(Beginning of Data supplied)

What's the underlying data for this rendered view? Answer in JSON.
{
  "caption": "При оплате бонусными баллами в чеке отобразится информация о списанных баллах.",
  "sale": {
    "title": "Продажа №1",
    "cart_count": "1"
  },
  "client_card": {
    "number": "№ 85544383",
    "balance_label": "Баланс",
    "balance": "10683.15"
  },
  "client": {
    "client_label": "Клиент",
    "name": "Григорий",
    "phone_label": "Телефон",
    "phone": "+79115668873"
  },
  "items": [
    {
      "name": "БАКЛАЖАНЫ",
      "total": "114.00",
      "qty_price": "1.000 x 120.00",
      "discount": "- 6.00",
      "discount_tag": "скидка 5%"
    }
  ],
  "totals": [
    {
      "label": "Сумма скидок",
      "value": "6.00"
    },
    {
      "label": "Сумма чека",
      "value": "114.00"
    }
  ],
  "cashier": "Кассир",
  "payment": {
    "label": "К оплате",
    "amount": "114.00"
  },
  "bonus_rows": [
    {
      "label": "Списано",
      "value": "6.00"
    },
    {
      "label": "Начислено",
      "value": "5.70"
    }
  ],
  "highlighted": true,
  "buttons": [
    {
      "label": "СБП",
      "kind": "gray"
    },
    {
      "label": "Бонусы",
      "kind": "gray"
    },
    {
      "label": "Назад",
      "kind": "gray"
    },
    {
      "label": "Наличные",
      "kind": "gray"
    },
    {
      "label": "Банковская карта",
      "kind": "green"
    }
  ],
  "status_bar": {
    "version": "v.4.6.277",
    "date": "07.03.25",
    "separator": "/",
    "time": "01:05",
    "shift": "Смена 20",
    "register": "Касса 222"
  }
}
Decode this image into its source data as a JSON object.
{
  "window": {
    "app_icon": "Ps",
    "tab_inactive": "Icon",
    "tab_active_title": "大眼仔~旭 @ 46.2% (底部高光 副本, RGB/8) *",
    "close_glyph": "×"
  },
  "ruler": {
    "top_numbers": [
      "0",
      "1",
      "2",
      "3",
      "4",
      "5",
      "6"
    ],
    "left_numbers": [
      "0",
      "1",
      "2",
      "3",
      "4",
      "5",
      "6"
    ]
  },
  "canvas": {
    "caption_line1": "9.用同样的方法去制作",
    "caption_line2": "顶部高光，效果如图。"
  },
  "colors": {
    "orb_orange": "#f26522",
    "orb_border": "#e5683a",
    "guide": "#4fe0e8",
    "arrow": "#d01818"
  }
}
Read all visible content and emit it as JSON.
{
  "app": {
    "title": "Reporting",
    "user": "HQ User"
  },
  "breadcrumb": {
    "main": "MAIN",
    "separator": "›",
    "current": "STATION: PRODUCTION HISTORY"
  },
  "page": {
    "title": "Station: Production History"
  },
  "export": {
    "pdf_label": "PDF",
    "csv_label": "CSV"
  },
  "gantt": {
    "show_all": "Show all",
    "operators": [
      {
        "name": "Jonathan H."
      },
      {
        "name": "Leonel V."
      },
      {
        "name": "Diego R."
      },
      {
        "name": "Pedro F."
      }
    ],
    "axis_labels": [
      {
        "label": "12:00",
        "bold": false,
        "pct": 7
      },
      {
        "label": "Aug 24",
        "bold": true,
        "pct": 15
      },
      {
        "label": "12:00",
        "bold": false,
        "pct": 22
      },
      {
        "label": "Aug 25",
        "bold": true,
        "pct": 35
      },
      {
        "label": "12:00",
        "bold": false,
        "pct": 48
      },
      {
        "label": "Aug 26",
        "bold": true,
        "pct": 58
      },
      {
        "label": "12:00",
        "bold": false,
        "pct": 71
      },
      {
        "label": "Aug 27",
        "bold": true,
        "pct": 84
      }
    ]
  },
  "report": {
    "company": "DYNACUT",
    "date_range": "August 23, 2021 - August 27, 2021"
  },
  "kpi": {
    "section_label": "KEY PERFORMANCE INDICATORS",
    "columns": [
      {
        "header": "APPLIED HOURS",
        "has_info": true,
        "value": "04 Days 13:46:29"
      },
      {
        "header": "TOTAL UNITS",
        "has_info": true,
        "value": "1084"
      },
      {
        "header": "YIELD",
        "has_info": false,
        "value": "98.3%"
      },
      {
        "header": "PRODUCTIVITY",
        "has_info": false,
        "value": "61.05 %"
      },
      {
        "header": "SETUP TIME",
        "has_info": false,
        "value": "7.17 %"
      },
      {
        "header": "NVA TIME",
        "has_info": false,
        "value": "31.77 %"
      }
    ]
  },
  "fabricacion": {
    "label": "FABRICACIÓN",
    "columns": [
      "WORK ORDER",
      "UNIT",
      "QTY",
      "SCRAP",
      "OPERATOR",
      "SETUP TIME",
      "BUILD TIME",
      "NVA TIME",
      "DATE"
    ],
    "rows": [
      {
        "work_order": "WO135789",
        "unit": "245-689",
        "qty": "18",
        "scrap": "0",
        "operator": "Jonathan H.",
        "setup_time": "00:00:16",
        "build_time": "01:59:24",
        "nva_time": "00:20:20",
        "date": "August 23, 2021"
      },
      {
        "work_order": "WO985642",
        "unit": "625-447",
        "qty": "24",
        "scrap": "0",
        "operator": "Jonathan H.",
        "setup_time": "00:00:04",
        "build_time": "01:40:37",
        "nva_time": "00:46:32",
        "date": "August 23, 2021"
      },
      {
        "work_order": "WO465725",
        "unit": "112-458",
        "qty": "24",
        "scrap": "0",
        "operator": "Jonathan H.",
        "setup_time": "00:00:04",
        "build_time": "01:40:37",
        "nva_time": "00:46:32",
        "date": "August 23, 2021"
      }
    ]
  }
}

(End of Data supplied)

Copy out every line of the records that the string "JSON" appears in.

:: Answer to this exercise ::
What's the underlying data for this rendered view? Answer in JSON.
Decode this image into its source data as a JSON object.
Read all visible content and emit it as JSON.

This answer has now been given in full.